How do we keep the taste going? Tulsidas also provides that answer. Within the heart of the devotee, a pool of transcendental nectar is created from the love that is harbored for Rama’s name. By regularly chanting the names of God, which are fully representative of His complete feature as the Personality of Godhead, the mind turns into a fish that swims in a pool of nectar. From devotional service we get the highest taste, and from chanting the holy names, the quintessential act of bhakti, the nectar remains fully stocked, allowing the mind to remain in one habitat without having to move.

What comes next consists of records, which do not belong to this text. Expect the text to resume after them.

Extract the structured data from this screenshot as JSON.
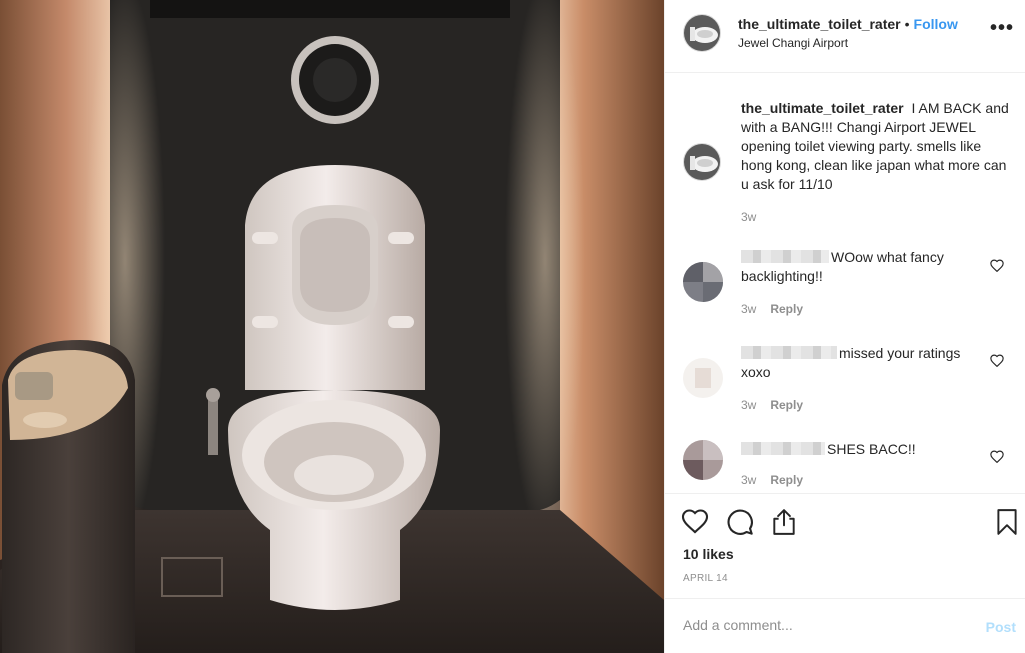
{
  "post": {
    "username": "the_ultimate_toilet_rater",
    "separator": "•",
    "follow_label": "Follow",
    "location": "Jewel Changi Airport",
    "more_label": "•••",
    "caption_username": "the_ultimate_toilet_rater",
    "caption_text": "I AM BACK and with a BANG!!! Changi Airport JEWEL opening toilet viewing party. smells like hong kong, clean like japan what more can u ask for 11/10",
    "caption_time": "3w",
    "likes": "10 likes",
    "date": "APRIL 14",
    "comment_placeholder": "Add a comment...",
    "post_label": "Post"
  },
  "comments": [
    {
      "text": "WOow what fancy backlighting!!",
      "time": "3w",
      "reply_label": "Reply"
    },
    {
      "text": "missed your ratings xoxo",
      "time": "3w",
      "reply_label": "Reply"
    },
    {
      "text": "SHES BACC!!",
      "time": "3w",
      "reply_label": "Reply"
    }
  ],
  "colors": {
    "link": "#3897f0",
    "muted": "#8e8e8e",
    "text": "#262626",
    "post_disabled": "#b2dffc"
  }
}
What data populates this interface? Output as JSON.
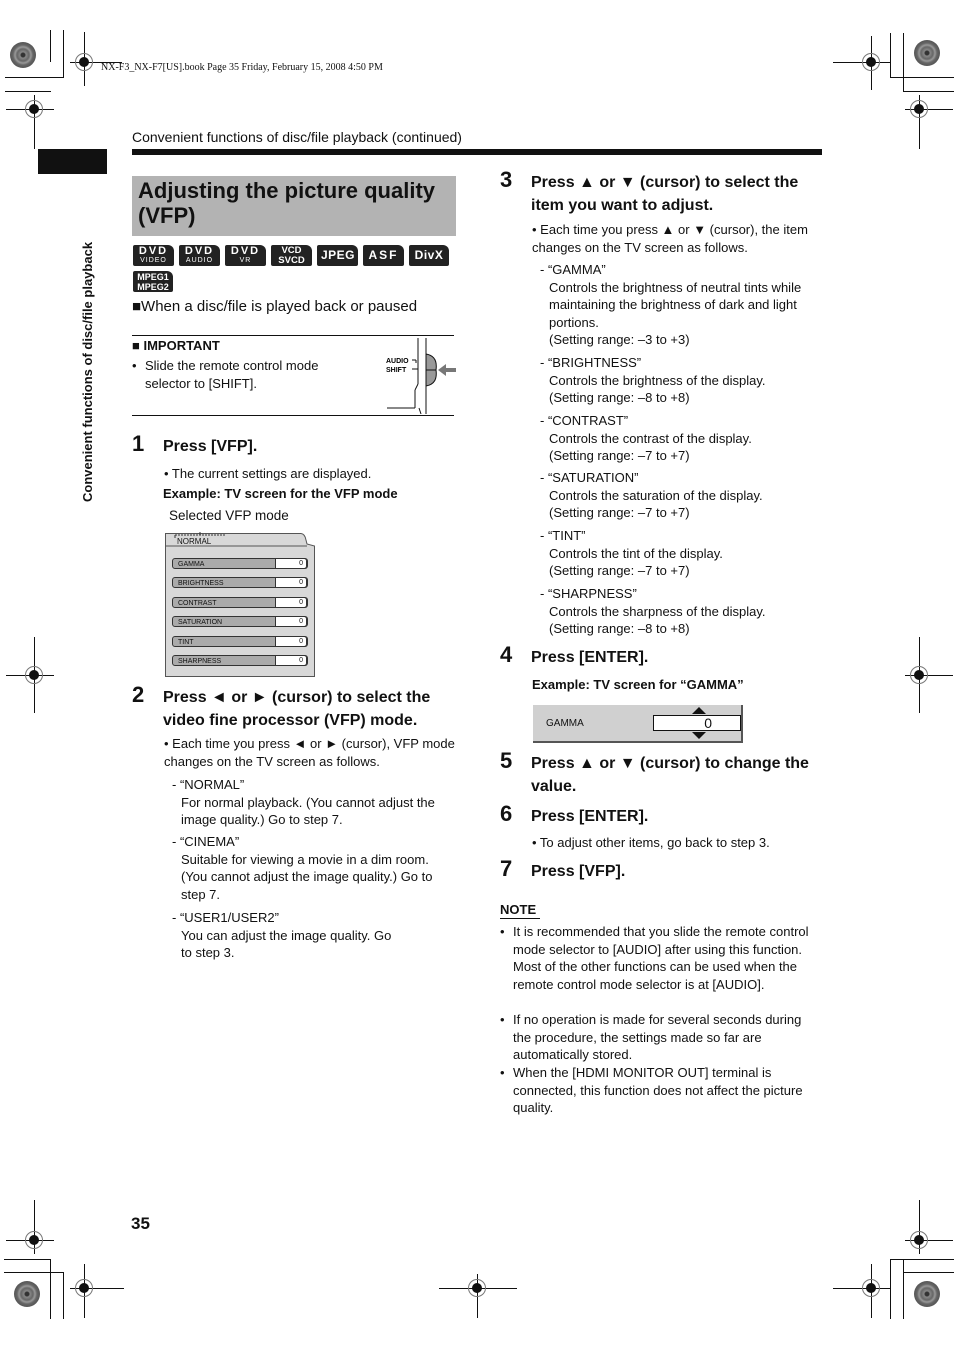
{
  "book_info": "NX-F3_NX-F7[US].book  Page 35  Friday, February 15, 2008  4:50 PM",
  "running_head": "Convenient functions of disc/file playback (continued)",
  "side_tab": "Convenient functions of disc/file playback",
  "section_title": "Adjusting the picture quality (VFP)",
  "badges": [
    {
      "top": "DVD",
      "bottom": "VIDEO"
    },
    {
      "top": "DVD",
      "bottom": "AUDIO"
    },
    {
      "top": "DVD",
      "bottom": "VR"
    },
    {
      "top": "VCD",
      "bottom": "SVCD"
    },
    {
      "label": "JPEG"
    },
    {
      "label": "ASF"
    },
    {
      "label": "DivX"
    },
    {
      "top": "MPEG1",
      "bottom": "MPEG2"
    }
  ],
  "condition": "■When a disc/file is played back or paused",
  "important": {
    "title": "■ IMPORTANT",
    "text": "Slide the remote control mode selector to [SHIFT].",
    "switch_labels": {
      "audio": "AUDIO",
      "shift": "SHIFT"
    }
  },
  "steps": [
    {
      "num": "1",
      "title": "Press [VFP].",
      "bullet": "• The current settings are displayed.",
      "example": "Example: TV screen for the VFP mode",
      "callout": "Selected VFP mode"
    },
    {
      "num": "2",
      "title": "Press ◄ or ► (cursor) to select the video fine processor (VFP) mode.",
      "bullet": "• Each time you press ◄ or ► (cursor), VFP mode changes on the TV screen as follows.",
      "items": [
        {
          "name": "- “NORMAL”",
          "desc": "For normal playback. (You cannot adjust the image quality.) Go to step 7."
        },
        {
          "name": "- “CINEMA”",
          "desc": "Suitable for viewing a movie in a dim room. (You cannot adjust the image quality.) Go to step 7."
        },
        {
          "name": "- “USER1/USER2”",
          "desc": "You can adjust the image quality. Go to step 3."
        }
      ]
    },
    {
      "num": "3",
      "title": "Press ▲ or ▼ (cursor) to select the item you want to adjust.",
      "bullet": "• Each time you press ▲ or ▼ (cursor), the item changes on the TV screen as follows.",
      "items": [
        {
          "name": "- “GAMMA”",
          "desc": "Controls the brightness of neutral tints while maintaining the brightness of dark and light portions.",
          "range": "(Setting range: –3 to +3)"
        },
        {
          "name": "- “BRIGHTNESS”",
          "desc": "Controls the brightness of the display.",
          "range": "(Setting range: –8 to +8)"
        },
        {
          "name": "- “CONTRAST”",
          "desc": "Controls the contrast of the display.",
          "range": "(Setting range: –7 to +7)"
        },
        {
          "name": "- “SATURATION”",
          "desc": "Controls the saturation of the display.",
          "range": "(Setting range: –7 to +7)"
        },
        {
          "name": "- “TINT”",
          "desc": "Controls the tint of the display.",
          "range": "(Setting range: –7 to +7)"
        },
        {
          "name": "- “SHARPNESS”",
          "desc": "Controls the sharpness of the display.",
          "range": "(Setting range: –8 to +8)"
        }
      ]
    },
    {
      "num": "4",
      "title": "Press [ENTER].",
      "example": "Example: TV screen for “GAMMA”"
    },
    {
      "num": "5",
      "title": "Press ▲ or ▼ (cursor) to change the value."
    },
    {
      "num": "6",
      "title": "Press [ENTER].",
      "bullet": "• To adjust other items, go back to step 3."
    },
    {
      "num": "7",
      "title": "Press [VFP]."
    }
  ],
  "tv_vfp": {
    "mode": "NORMAL",
    "rows": [
      {
        "label": "GAMMA",
        "value": "0"
      },
      {
        "label": "BRIGHTNESS",
        "value": "0"
      },
      {
        "label": "CONTRAST",
        "value": "0"
      },
      {
        "label": "SATURATION",
        "value": "0"
      },
      {
        "label": "TINT",
        "value": "0"
      },
      {
        "label": "SHARPNESS",
        "value": "0"
      }
    ]
  },
  "tv_gamma": {
    "label": "GAMMA",
    "value": "0"
  },
  "note": {
    "title": "NOTE",
    "items": [
      "It is recommended that you slide the remote control mode selector to [AUDIO] after using this function. Most of the other functions can be used when the remote control mode selector is at [AUDIO].",
      "If no operation is made for several seconds during the procedure, the settings made so far are automatically stored.",
      "When the [HDMI MONITOR OUT] terminal is connected, this function does not affect the picture quality."
    ]
  },
  "page_number": "35"
}
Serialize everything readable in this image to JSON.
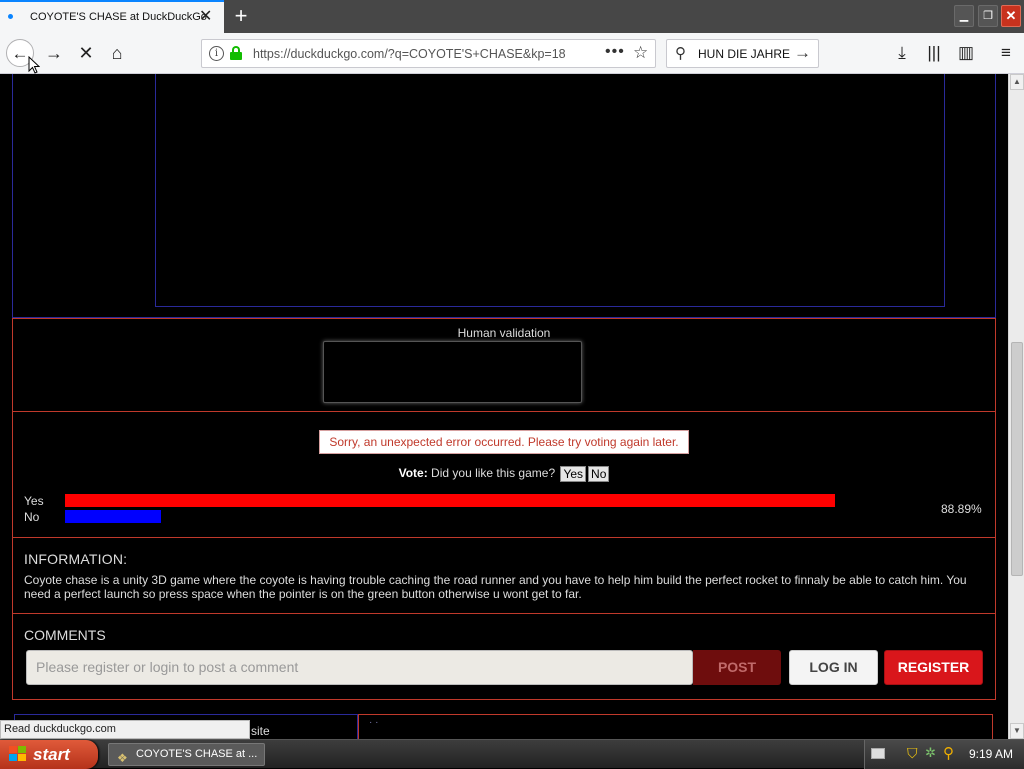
{
  "browser": {
    "tab_title": "COYOTE'S CHASE at DuckDuckGo",
    "new_tab_glyph": "+",
    "url": "https://duckduckgo.com/?q=COYOTE'S+CHASE&kp=18",
    "search_value": "HUN DIE JAHRE",
    "status_text": "Read duckduckgo.com"
  },
  "page": {
    "validation_label": "Human validation",
    "error_message": "Sorry, an unexpected error occurred. Please try voting again later.",
    "vote": {
      "prefix": "Vote:",
      "question": " Did you like this game?",
      "yes_button": "Yes",
      "no_button": "No",
      "yes_label": "Yes",
      "no_label": "No",
      "yes_fraction": 0.8889,
      "no_fraction": 0.1111,
      "percent_text": "88.89%",
      "yes_color": "#ff0000",
      "no_color": "#0000ff"
    },
    "information": {
      "heading": "INFORMATION:",
      "text": "Coyote chase is a unity 3D game where the coyote is having trouble caching the road runner and you have to help him build the perfect rocket to finnaly be able to catch him. You need a perfect launch so press space when the pointer is on the green button otherwise u wont get to far."
    },
    "comments": {
      "heading": "COMMENTS",
      "placeholder": "Please register or login to post a comment",
      "post_label": "POST",
      "login_label": "LOG IN",
      "register_label": "REGISTER"
    },
    "bottom_partial_text": "site"
  },
  "taskbar": {
    "start_label": "start",
    "task_item": "COYOTE'S CHASE at ...",
    "clock": "9:19 AM"
  },
  "colors": {
    "accent_red": "#c0392b",
    "frame_blue": "#2a2a9a",
    "register_red": "#d9161b"
  },
  "icons": [
    "back-icon",
    "forward-icon",
    "stop-icon",
    "home-icon",
    "info-icon",
    "lock-icon",
    "more-icon",
    "bookmark-star-icon",
    "search-icon",
    "search-go-icon",
    "download-icon",
    "library-icon",
    "sidebar-icon",
    "menu-icon"
  ]
}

The holy name is so wonderful because it can be recited anywhere. Any person, irrespective of their level of intelligence, can keep the mind fully enthralled by chanting. Through this formula Tulsidas reveals both his own doctrine, or life’s motto, and the ancient secret to happiness well established in the Vedas. Indeed, Shri Hanuman, Rama’s faithful servant, started practicing this formula many thousands of years ago. Hanuman always chants the glories of Lord Rama, His wife Sita Devi and His younger brother Lakshmana and never feels unhappiness.

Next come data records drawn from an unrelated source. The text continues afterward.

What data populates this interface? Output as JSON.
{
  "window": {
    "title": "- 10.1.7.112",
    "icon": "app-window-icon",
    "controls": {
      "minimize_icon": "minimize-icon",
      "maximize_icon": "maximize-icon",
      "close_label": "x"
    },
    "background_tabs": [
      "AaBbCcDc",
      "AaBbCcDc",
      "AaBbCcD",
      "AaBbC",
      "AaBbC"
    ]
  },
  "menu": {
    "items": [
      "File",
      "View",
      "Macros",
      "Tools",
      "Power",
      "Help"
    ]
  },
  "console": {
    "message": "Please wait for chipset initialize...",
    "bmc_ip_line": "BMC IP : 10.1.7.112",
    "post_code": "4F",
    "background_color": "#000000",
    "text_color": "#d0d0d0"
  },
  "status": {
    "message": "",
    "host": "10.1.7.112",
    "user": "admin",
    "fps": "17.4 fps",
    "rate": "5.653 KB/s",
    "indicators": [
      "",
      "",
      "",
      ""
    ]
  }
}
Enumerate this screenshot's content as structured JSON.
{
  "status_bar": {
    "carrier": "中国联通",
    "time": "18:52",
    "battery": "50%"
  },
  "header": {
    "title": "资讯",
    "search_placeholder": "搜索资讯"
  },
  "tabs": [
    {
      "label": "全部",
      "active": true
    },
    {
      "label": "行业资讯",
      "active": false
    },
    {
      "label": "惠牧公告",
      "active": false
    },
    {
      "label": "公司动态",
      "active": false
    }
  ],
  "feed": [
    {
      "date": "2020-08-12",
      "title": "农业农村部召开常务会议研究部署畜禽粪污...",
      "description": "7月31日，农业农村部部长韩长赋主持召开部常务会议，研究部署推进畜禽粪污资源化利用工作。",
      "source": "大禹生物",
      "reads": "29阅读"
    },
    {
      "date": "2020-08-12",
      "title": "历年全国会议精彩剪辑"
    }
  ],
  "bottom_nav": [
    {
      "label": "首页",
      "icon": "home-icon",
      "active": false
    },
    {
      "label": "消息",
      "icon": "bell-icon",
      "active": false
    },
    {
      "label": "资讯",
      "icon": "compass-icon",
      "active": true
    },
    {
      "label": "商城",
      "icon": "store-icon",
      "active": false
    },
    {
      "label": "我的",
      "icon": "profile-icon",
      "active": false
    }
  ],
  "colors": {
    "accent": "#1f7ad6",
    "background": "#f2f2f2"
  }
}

Bhakti is not a modern concoction or a sentimentalist movement created by a few poets and saints in India. Under logical analysis, the Vedas and bhakti are equivalent terms, as devotion to God is the constitutional position of the soul, its dharma. Unlike religious sentiment and dry philosophy, dharma cannot be changed. Whether or not one knows their true dharma is a different story, but the foremost characteristic of the spiritual sparks emanating from the storehouse of spiritual energy, the Supreme Lord, never changes. The saints who take bhakti as their life and soul don’t actually create any doctrines or philosophies; they simply reveal to others what is the highest form of religion, as passed down by God Himself. The descriptions of the ocean of nectar created through bhakti don’t only reference the experiences of Tulsidas and other saints. Rather, the transcendental nectar in the heart can be created by anyone, should they follow the same formula of eliminating kama and loving the Lord’s name.